> **Exercise**:
Your output should be each line from the material below that has the word "대한민국".

======== Data provided

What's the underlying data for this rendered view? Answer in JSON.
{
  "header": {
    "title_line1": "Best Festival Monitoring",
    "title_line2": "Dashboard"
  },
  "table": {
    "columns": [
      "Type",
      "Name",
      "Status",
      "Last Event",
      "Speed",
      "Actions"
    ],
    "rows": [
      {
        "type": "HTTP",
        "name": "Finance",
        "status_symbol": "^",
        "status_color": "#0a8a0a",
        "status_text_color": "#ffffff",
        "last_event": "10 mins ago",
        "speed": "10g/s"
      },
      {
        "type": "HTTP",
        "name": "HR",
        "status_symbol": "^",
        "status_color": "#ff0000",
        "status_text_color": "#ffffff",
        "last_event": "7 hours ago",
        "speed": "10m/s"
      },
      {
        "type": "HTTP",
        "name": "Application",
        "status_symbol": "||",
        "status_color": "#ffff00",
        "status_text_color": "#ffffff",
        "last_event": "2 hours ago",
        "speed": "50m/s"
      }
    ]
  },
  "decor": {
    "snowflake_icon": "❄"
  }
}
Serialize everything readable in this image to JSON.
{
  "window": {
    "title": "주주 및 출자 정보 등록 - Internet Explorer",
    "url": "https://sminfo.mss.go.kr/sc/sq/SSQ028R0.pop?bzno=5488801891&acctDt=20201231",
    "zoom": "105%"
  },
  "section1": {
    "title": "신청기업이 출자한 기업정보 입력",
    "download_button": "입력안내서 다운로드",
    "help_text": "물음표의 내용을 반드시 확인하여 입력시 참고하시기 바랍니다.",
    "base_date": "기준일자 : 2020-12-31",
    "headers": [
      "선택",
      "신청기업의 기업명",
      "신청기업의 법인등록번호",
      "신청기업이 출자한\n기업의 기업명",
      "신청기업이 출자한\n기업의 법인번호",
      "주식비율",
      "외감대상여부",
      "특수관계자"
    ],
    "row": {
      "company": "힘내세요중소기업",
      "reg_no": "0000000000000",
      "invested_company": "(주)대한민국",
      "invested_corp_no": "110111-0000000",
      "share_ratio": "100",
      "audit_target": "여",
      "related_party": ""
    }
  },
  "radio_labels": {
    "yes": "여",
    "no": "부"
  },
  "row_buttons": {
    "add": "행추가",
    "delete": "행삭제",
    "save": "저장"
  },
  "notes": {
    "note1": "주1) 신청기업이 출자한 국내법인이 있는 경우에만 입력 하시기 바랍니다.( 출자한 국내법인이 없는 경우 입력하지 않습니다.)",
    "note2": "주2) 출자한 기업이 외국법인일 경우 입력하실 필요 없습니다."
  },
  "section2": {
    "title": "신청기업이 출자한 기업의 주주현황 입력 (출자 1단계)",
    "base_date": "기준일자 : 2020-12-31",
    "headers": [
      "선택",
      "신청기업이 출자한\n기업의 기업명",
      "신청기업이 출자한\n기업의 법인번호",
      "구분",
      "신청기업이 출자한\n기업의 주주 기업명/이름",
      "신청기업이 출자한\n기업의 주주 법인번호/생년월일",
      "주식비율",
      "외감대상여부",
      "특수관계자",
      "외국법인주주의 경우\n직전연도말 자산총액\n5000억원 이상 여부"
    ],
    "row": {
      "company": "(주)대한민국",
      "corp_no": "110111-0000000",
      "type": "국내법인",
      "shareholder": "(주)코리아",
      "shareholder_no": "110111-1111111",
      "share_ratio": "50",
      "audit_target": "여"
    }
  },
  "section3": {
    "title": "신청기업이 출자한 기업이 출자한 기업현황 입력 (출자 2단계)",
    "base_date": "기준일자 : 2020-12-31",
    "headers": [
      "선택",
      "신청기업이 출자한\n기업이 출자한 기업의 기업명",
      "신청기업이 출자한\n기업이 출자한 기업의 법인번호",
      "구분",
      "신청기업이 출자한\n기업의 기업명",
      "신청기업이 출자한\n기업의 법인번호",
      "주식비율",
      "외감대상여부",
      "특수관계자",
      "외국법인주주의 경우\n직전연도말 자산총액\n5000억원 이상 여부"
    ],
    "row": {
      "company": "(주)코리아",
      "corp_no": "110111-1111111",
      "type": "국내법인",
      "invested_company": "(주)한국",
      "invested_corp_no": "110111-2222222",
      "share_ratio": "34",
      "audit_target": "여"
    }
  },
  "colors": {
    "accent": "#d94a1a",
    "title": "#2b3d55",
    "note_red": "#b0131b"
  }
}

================

> **Your response**:
      "invested_company": "(주)대한민국",
      "company": "(주)대한민국",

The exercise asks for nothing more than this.